(Data to examine begins)

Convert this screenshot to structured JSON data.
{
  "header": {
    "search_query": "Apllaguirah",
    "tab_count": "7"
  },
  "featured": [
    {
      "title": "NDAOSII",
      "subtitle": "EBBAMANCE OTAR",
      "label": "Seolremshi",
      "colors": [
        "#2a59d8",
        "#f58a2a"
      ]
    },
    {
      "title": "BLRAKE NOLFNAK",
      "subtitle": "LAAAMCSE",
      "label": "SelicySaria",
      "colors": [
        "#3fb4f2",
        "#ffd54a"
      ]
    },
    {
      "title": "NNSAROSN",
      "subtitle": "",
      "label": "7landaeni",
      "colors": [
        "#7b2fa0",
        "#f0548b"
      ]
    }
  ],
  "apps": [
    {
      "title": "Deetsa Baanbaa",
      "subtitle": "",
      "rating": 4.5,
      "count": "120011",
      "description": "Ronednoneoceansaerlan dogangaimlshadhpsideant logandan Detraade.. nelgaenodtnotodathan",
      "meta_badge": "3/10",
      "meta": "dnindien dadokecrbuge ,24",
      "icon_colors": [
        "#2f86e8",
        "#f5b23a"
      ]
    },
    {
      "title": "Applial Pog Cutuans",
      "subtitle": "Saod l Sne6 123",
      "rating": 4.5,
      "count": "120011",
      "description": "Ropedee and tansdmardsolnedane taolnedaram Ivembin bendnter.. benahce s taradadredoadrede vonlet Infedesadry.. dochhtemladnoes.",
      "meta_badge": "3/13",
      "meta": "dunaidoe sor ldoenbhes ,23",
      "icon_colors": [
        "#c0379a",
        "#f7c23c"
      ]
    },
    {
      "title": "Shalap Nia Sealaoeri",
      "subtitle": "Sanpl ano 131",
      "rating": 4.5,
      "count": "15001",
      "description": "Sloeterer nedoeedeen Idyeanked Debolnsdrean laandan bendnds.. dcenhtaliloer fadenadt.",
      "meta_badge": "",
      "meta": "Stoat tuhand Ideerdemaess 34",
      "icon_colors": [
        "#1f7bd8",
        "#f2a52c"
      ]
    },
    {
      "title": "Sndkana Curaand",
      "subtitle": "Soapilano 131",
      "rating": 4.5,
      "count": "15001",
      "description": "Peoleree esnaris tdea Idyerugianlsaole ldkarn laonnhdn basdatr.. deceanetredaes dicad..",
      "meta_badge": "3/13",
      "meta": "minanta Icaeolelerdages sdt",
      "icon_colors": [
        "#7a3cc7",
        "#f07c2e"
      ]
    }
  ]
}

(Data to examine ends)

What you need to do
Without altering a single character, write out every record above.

Answer box
Convert this screenshot to structured JSON data.
{
  "header": {
    "search_query": "Apllaguirah",
    "tab_count": "7"
  },
  "featured": [
    {
      "title": "NDAOSII",
      "subtitle": "EBBAMANCE OTAR",
      "label": "Seolremshi",
      "colors": [
        "#2a59d8",
        "#f58a2a"
      ]
    },
    {
      "title": "BLRAKE NOLFNAK",
      "subtitle": "LAAAMCSE",
      "label": "SelicySaria",
      "colors": [
        "#3fb4f2",
        "#ffd54a"
      ]
    },
    {
      "title": "NNSAROSN",
      "subtitle": "",
      "label": "7landaeni",
      "colors": [
        "#7b2fa0",
        "#f0548b"
      ]
    }
  ],
  "apps": [
    {
      "title": "Deetsa Baanbaa",
      "subtitle": "",
      "rating": 4.5,
      "count": "120011",
      "description": "Ronednoneoceansaerlan dogangaimlshadhpsideant logandan Detraade.. nelgaenodtnotodathan",
      "meta_badge": "3/10",
      "meta": "dnindien dadokecrbuge ,24",
      "icon_colors": [
        "#2f86e8",
        "#f5b23a"
      ]
    },
    {
      "title": "Applial Pog Cutuans",
      "subtitle": "Saod l Sne6 123",
      "rating": 4.5,
      "count": "120011",
      "description": "Ropedee and tansdmardsolnedane taolnedaram Ivembin bendnter.. benahce s taradadredoadrede vonlet Infedesadry.. dochhtemladnoes.",
      "meta_badge": "3/13",
      "meta": "dunaidoe sor ldoenbhes ,23",
      "icon_colors": [
        "#c0379a",
        "#f7c23c"
      ]
    },
    {
      "title": "Shalap Nia Sealaoeri",
      "subtitle": "Sanpl ano 131",
      "rating": 4.5,
      "count": "15001",
      "description": "Sloeterer nedoeedeen Idyeanked Debolnsdrean laandan bendnds.. dcenhtaliloer fadenadt.",
      "meta_badge": "",
      "meta": "Stoat tuhand Ideerdemaess 34",
      "icon_colors": [
        "#1f7bd8",
        "#f2a52c"
      ]
    },
    {
      "title": "Sndkana Curaand",
      "subtitle": "Soapilano 131",
      "rating": 4.5,
      "count": "15001",
      "description": "Peoleree esnaris tdea Idyerugianlsaole ldkarn laonnhdn basdatr.. deceanetredaes dicad..",
      "meta_badge": "3/13",
      "meta": "minanta Icaeolelerdages sdt",
      "icon_colors": [
        "#7a3cc7",
        "#f07c2e"
      ]
    }
  ]
}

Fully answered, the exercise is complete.